Wrongful Conviction Act

Gov. Brad Little, Christopher Tapp, and state Sen. Doug Ricks hold up the Wrongful Conviction Act at the Bonneville County Courthouse on Friday, March 5, 2021.

BOISE — On March 5, Gov. Brad Little signed the Wrongful Conviction Act into law. But on Wednesday, an updated version of the law was introduced in the Senate Judiciary and Rules Committee that would add clarifications to the previous one.

The latest version was made after confusion from the Idaho Attorney General’s office, said bill sponsor Sen. Doug Ricks, R-Rexburg. Ricks said he wanted to “clarify and make it very, very, very clear” that the Wrongful Conviction Act compensation “will include any time spent awaiting trial.” The committee voted unanimously in favor of it.

The bill will give claimants a total of $62,000 for each year they were wrongfully imprisoned. Claimants will get an additional $25,000 per year on parole, and if a claimant was on death row then the annual amount is upped to $75,000 per year.

The inspiration for the bill is Idaho Falls resident Christopher Tapp. Tapp served 20 years in prison after being wrongfully convicted for the rape and murder of Angie Dodge in 1998. Tapp was released from prison in 2017 following concerns that his confession had been coerced. In 2019, new DNA evidence matched Dodge’s neighbor Brian Leigh Dripps to the DNA found at the crime scene.

Tapp spent more than a year in jail while awaiting his trial, so the new version of the law with the clarification will add at least $62,000 to Tapp’s total compensation.

”We just wanted to make sure that there was absolutely no question that the intent was to compensate from the time a person was put in jail,” Ricks told the Post Register.

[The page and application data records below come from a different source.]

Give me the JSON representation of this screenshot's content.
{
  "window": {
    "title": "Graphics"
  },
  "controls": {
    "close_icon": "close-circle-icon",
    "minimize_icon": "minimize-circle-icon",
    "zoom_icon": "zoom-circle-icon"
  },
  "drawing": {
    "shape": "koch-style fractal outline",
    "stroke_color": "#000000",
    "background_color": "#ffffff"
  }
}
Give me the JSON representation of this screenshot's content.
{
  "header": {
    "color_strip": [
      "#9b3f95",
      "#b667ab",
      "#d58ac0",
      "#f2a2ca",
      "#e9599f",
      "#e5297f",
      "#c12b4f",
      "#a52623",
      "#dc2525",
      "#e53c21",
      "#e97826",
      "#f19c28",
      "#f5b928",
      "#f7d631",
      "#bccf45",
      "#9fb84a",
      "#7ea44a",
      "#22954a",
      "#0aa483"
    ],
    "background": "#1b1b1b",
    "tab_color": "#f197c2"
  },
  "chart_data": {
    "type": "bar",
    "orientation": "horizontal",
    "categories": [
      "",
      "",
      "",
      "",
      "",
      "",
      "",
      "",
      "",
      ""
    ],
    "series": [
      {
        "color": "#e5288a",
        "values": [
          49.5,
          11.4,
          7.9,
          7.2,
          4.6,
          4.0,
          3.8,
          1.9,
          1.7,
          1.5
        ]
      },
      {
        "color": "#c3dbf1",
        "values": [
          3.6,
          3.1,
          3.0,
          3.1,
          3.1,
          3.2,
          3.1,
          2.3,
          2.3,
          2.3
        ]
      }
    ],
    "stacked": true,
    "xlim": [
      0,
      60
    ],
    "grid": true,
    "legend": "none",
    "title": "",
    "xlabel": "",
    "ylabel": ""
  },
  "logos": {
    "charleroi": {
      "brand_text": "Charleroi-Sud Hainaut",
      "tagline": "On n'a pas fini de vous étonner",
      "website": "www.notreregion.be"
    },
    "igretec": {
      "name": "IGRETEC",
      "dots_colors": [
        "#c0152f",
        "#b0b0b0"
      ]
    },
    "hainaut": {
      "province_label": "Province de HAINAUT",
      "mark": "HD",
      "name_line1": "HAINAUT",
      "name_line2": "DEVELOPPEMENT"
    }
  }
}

Tapp has begun the process of filing for compensation. He will likely get the money at some point this year. Ricks said the funding for the new law has already been set aside.